Health Services Union launches landmark case in the Fair Work Commission to boost aged care wages by a huge 25% – price tag $2.3 billion

Published on

Over 200,000 personal carers, activities officers, catering, cleaning, and administration workers could see their pay rise by at least five dollars an hour if the case proves to be successful.

The HSU is arguing the pay of aged care workers does not reflect their skills or the changing nature of their work and a major wage rise is needed to stop them exiting the sector.

The HSU says that under the current rates for personal carers – which start at $21.96 per hour – the average carer retires with just $18,000 in superannuation.
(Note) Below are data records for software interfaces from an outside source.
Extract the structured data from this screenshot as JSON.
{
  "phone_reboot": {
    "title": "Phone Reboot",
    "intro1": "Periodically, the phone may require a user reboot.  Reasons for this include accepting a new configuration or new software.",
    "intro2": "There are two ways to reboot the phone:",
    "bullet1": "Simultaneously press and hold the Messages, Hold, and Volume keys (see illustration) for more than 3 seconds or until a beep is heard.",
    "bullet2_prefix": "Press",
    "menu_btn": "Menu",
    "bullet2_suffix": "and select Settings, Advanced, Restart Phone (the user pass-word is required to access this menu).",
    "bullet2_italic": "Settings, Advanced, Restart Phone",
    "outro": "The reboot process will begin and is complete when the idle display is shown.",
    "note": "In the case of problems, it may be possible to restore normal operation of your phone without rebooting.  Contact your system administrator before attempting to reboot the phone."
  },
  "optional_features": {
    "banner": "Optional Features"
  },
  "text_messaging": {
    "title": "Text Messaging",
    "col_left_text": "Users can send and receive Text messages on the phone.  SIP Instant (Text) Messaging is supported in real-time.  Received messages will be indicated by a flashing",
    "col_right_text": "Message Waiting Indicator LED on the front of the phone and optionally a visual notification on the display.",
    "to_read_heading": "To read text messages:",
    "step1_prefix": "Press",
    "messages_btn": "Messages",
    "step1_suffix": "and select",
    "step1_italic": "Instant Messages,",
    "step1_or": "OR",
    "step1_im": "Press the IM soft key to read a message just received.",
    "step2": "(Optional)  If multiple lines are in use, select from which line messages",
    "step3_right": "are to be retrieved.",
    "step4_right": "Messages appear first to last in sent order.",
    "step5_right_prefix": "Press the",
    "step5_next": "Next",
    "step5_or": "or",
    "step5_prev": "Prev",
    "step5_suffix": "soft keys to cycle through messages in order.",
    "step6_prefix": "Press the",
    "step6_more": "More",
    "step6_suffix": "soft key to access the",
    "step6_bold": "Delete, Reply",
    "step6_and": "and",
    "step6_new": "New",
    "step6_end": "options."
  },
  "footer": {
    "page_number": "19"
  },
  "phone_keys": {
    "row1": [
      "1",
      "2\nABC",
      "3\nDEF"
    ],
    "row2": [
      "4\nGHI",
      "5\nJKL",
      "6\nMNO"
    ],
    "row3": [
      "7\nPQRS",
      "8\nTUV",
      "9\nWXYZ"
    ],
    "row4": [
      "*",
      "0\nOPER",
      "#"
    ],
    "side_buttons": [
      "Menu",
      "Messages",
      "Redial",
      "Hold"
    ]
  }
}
More career paths and specialist roles recognised

If the claim succeeds, this would see wages for carers across the sector lifted from $23.09 to $28.86 an hour.

By our back-of-envelope calculations based on a 40-hour week for workers, the cost would be $2.3 billion.

The HSU also wants the decision to build in career paths and recognise specialist carers in areas like dementia or palliative care.

“Aged care in this country has relied for too long on the goodwill of an underpaid and insecure workforce of women. It’s time for change,” President Gerard Hayes (pictured above) said.

Mr Hayes says research shows that four in 10 aged care workers plan to leave the sector within the next five years.

“This pay rise is an issue of justice, but it also goes to the sustainability of the system,” he said. “The Federal Government cannot keep hiding behind the Aged Care Royal Commission. We need action immediately. The best thing the Commonwealth government can do is support this pay rise for the long-suffering aged care workforce.”

Increase to Medicare Levy could raise $20 billion over four years

As we reported here in September, the HSU recently released economic modelling which showed raising the Medicare levy by 0.65% to 2.65% would raise $20.4 billion over four years – funding pay rises for workers, an extra 59,000 aged care jobs and providing almost 90 minutes of additional resident care per day – but this idea was rejected by Prime Minister Scott Morrison.

But in the Royal Commission’s final hearing, Counsel Assisting also concluded that raising minimum wages in the sector was critical – and backed an equal remuneration case to ensure women and men are paid the same for their work.

So, will the union’s claim be successful?

Claims can take months – and years – to negotiate

The FWC has already made a ruling in favour of aged care workers this year, granting them paid pandemic leave in July and then extending it until March 2021.

But claims usually take between 18 months and two years to reach a resolution – in New Zealand’s 2017 equal pay settlement took 20 months of negotiations between providers, unions and Government after a court ruling found workers were entitled to wage rises.

Aged Care Minister, Senator Richard Colbeck would not comment whether the Government supported the claim, releasing a statement saying that the Morrison Government would wait for the Royal Commission’s Final Report in February.

However, Mr Morrison reportedly promised a “very substantial policy response” to the Royal Commission’s findings during a Coalition party room meeting on Tuesday.

Could this include implementing wage rises for the sector sooner?